From October 2016 -
The movie today at the gym is Field of Dreams. It's a baseball movie. We were just in for a quick mile or so this morning and only caught thirty minutes of it. I think I would be limiting the movie if I said we caught the most powerful scene since the movie deals with unrequited dreams, lost relationships, a belief in something greater than yourself and many other worthy commentaries. Nevertheless, the scene we watched, pierced my heart. Ray Kinsella has gone to Boston to roust Terrance Mann from his hermitage and pledges to come home after a late night phone from his wife tells him his farm in Iowa is in danger. He has built a baseball field in the middle of rich farm land, and in doing so, he has plowed under $2200 with every acre. His crisis, continue listening to the voice pleading with him to "build it", to "stay the course", to "ease his pain", or to stop listening and save his land. On his way back to Iowa from Boston, he meets a young hitchhiker, who just happens to be the young Archie Graham. Archie Graham, in baseball lore, played one major league game for the New York Giants on June 29th, 1905 after entering the major leagues on June 28th. In the movie, Graham has one at-bat on the field before Ray's daughter needs medical attention at the foot of the bleachers. Graham senses the immediacy of the danger and runs to the edge of the field, his cleats stopping at the edge of the gravel. After pregnant "and then their eyes met" camera work, Archie steps over the line from the "Field of Dreams" into reality and saves the little girl from choking to death. Ray, holding his daughter, offers his sincere gratitude to the now aged Doc Graham, but Doc Graham looks back at the field and says, "No. Thank you." https://www.youtube.com/watch?v=v6bD23vEigE
It's Hollywood and metaphorical but poignantly real for me because it illustrated this verse, one that I have had trouble reconciling:
"I am not saying this because I am in need, for I have learned to be content whatever the circumstances..."
To be content - how am I to be content with just 20 years? How can I be content when half of me is gone?
Archie's contentment made me cry on the treadmill. He was so thankful for his one day on the field, one trip to the plate. I have argued with God for most of the day about this message feeling betrayed by words that are supposed to console because I am not content and feel pretty confident, if not rebellious, that I will never find contentment in my daughter being stolen from me.

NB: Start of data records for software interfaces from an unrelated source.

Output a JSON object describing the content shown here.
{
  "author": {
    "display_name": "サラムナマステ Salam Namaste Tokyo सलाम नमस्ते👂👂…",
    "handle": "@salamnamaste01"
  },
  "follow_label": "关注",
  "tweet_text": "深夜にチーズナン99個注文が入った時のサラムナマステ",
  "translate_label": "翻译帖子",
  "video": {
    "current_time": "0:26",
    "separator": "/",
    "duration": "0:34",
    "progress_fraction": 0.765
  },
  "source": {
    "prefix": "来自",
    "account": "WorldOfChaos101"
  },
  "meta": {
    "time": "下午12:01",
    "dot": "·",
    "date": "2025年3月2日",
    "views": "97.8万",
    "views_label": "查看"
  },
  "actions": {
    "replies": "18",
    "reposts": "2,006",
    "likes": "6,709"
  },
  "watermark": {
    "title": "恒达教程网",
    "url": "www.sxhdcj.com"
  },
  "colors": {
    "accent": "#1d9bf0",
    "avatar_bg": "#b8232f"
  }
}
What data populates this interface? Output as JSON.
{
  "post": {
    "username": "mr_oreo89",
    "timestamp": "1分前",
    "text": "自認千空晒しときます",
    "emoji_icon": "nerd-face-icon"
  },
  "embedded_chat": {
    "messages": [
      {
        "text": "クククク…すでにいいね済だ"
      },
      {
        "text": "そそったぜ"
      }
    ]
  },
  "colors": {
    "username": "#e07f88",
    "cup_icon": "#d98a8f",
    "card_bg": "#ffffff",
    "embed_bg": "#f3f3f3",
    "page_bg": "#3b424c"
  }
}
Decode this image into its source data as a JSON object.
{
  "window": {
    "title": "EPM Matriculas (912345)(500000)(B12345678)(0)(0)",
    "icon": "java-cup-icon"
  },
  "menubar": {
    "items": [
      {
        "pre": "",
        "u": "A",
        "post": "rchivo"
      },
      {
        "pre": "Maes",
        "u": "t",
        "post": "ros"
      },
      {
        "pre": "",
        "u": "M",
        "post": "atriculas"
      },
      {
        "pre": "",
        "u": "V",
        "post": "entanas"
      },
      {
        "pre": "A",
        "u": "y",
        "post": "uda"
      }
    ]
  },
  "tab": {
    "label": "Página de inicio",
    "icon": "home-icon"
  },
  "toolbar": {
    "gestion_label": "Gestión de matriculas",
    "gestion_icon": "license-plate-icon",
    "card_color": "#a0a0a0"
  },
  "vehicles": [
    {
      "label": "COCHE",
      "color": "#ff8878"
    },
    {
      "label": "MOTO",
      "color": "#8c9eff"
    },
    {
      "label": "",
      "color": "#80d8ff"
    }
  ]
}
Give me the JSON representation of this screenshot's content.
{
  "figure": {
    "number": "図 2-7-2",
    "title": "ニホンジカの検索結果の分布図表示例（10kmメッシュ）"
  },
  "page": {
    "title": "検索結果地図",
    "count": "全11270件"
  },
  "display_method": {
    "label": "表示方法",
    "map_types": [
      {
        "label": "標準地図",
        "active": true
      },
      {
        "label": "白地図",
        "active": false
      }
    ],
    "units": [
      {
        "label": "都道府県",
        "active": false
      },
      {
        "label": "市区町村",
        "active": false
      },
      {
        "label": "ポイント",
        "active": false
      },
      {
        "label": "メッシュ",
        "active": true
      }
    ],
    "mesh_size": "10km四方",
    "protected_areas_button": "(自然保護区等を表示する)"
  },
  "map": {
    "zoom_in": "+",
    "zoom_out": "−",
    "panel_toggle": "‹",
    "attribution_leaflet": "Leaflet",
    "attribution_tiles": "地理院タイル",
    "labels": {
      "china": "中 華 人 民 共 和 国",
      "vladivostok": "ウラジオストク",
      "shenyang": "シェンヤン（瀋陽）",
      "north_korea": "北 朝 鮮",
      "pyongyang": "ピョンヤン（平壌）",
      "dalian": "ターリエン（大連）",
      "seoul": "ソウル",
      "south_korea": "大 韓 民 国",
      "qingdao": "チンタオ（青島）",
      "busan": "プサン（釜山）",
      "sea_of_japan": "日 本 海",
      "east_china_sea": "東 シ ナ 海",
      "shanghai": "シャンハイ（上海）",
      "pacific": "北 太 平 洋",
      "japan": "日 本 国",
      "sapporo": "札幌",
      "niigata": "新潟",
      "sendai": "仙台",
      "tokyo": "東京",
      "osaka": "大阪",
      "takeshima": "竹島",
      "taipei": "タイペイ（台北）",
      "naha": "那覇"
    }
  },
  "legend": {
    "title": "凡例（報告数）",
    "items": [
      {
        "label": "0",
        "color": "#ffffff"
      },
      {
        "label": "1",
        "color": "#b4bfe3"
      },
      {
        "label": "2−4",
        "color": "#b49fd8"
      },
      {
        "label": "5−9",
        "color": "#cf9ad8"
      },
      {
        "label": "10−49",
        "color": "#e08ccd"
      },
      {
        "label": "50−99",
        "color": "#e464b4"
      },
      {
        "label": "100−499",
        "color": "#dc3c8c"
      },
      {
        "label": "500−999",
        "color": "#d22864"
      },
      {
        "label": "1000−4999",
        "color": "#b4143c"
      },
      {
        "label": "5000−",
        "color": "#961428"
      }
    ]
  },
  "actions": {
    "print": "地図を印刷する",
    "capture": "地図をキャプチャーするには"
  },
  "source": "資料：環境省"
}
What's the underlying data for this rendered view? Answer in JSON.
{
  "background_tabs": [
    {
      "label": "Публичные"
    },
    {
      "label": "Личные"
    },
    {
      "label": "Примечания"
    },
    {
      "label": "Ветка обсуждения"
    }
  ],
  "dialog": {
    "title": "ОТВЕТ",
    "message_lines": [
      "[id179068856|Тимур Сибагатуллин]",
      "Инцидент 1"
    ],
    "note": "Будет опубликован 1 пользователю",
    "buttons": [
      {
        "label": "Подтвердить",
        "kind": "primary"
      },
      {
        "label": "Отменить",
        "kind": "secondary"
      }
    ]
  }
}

Not being one to run from a fight (not always an attribute for which I am proud), I let the thought hang around my shoulders while I attended Ashley's ORU soccer game this afternoon. The Indian Summer heat lifted my spirits, and I yelled like I know what I am yelling about for Ashley and the Golden Eagles. When she saw me after the game, she wrapped me up and said quietly in my ear, "I've been praying for you MamaWitch. I put in for an internship as a Nurse's tech for the ICU, so I can care for people just like you said." And while I was not sad or heavy beneath the weight of grief as I stood there, I immediately began to cry. Losing control sucks because of the weight it places on other people. Ashley didn't make me sad; she made me incredibly proud, and the enormity of it broke through with tears.
I chided myself as I walked to the car, never wanting to burden these girls. I want to be the safe place they can come to remember and laugh. Yet as I drove home in my brokenness, the argument finally ceased.
For me, we are not called to be content with our loss or our grief. Grief, like joy, is given to us. Half of me is gone. It's just gone, like losing control, I hate that I don't know what to do about that. Sometimes, the half that remains stands humbly before the world and asks, "What's next?" and sometimes I turn inside out. In either place, I can just be - that's His promise as the verses in Philippians four ensue.
In both places, standing with only half of me to offer, or lying in a crumpled mess inside out, in my heart, it is wrong that my girl is gone; no amount of gratitude for the perfect 20 years we shared will ever make that right. However, I can say that sometimes when the half of me that remains is standing, I can honestly offer, "I will praise you in the storm." because "HIs faithfulness endures..." and if I am looking, or even when I am not looking, He finds me.
I can find contentment in that.
***update - sweet Ashley, our favorite bohemian is an ICU nurse. So proud.